ASSIGNMENT - Return, from the material below, each line in which "number" occurs.

DATA EXTRACTS -
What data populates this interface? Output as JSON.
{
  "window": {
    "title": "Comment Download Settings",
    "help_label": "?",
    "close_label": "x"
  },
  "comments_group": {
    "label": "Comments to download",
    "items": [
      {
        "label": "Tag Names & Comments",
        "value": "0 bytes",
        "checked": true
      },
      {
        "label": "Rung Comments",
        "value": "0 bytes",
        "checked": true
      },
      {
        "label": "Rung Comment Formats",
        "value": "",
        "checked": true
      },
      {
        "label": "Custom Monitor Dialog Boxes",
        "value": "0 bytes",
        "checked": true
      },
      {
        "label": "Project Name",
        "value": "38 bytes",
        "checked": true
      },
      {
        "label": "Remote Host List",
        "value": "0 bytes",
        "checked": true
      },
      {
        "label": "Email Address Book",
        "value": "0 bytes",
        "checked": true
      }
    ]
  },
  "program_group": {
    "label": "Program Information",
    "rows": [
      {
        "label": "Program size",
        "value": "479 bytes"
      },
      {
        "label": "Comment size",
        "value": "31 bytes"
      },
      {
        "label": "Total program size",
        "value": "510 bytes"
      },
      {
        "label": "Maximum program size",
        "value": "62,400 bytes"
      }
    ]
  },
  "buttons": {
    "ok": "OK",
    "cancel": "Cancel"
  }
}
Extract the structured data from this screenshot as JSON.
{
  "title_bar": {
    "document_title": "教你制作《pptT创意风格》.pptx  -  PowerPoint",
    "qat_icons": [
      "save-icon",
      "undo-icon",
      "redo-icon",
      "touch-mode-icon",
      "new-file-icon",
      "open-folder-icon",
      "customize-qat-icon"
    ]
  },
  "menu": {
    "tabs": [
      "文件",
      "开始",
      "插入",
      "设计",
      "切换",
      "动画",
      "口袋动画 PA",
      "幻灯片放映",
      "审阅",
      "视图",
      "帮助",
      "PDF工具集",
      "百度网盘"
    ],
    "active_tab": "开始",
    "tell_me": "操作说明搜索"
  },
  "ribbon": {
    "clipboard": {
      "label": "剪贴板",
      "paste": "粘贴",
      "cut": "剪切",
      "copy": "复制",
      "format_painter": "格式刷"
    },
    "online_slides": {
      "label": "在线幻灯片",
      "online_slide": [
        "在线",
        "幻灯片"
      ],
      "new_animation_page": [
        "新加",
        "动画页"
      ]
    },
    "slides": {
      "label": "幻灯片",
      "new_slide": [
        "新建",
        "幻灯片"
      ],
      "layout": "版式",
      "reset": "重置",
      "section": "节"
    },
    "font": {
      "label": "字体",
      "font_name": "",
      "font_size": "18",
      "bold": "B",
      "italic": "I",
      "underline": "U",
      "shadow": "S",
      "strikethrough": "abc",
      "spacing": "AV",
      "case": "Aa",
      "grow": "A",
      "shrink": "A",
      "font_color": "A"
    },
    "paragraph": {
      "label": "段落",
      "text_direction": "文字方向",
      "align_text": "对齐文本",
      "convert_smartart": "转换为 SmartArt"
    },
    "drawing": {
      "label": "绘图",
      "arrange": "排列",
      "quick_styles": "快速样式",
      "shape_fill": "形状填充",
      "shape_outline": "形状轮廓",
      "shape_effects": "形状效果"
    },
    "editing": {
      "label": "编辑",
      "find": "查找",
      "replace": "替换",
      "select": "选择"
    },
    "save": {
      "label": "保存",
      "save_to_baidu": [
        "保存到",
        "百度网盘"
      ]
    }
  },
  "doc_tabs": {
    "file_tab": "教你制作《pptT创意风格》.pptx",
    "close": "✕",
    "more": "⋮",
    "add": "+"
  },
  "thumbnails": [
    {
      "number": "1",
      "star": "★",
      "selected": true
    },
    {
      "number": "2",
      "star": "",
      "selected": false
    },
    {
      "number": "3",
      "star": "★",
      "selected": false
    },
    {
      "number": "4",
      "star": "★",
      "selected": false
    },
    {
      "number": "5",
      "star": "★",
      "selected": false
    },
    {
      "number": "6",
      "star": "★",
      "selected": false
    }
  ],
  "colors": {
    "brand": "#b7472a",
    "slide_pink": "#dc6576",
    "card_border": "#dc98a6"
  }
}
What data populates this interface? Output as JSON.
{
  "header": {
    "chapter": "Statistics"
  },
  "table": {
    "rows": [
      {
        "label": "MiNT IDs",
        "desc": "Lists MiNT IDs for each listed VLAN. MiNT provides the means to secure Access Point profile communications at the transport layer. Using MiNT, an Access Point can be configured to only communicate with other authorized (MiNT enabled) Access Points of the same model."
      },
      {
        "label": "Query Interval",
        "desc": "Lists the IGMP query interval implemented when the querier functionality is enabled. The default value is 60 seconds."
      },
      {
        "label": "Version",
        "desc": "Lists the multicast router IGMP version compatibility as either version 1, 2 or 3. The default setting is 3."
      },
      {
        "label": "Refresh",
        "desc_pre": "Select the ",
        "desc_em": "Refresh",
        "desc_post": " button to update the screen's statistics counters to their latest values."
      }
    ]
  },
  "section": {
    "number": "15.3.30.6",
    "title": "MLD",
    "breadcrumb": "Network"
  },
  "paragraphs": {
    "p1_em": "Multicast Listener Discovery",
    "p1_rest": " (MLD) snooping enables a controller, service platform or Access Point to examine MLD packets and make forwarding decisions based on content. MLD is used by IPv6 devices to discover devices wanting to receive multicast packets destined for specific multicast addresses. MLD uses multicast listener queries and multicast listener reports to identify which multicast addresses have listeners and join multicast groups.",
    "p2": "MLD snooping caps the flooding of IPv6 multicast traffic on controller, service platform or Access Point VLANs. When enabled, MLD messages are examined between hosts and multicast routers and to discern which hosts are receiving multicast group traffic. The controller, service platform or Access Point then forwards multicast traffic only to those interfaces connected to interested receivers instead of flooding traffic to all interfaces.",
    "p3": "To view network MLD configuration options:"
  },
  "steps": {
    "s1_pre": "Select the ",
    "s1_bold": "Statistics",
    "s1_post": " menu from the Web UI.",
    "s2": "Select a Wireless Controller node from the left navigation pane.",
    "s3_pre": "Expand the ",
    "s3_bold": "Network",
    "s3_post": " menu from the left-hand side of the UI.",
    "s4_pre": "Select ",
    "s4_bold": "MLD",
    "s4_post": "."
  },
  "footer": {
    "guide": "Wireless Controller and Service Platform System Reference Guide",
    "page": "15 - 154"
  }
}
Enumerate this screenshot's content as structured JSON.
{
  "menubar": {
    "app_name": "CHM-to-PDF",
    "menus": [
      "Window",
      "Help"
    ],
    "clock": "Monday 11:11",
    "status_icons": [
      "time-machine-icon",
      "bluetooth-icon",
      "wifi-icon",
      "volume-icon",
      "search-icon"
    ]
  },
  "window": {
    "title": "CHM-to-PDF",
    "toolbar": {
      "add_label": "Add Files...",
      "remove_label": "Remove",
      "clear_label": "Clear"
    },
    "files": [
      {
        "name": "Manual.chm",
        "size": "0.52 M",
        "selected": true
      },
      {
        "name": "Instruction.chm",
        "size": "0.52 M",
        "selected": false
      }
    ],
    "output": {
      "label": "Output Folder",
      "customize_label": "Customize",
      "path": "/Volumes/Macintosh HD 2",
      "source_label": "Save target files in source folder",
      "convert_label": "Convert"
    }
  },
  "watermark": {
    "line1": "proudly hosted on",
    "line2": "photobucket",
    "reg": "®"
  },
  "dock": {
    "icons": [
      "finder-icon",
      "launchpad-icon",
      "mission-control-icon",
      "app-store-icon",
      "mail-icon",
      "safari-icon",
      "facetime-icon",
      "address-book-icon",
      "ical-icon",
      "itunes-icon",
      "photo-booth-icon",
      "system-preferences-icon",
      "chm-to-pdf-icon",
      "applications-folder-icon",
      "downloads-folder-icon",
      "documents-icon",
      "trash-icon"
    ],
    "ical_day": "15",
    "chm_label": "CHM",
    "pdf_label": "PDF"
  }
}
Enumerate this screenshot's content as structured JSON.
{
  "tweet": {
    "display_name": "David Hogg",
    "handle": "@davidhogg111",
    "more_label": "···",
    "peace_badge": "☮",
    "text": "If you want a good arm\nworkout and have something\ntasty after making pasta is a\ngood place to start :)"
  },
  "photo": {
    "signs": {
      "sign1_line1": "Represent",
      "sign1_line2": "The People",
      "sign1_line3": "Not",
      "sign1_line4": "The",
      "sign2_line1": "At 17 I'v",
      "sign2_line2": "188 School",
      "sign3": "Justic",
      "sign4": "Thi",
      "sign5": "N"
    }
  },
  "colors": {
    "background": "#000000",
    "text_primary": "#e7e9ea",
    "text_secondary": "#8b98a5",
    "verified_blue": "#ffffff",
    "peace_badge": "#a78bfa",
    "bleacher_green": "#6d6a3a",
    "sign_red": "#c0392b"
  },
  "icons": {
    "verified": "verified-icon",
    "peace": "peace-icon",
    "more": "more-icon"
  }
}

SOLUTION -
      "number": "1",
      "number": "2",
      "number": "3",
      "number": "4",
      "number": "5",
      "number": "6",
    "number": "15.3.30.6",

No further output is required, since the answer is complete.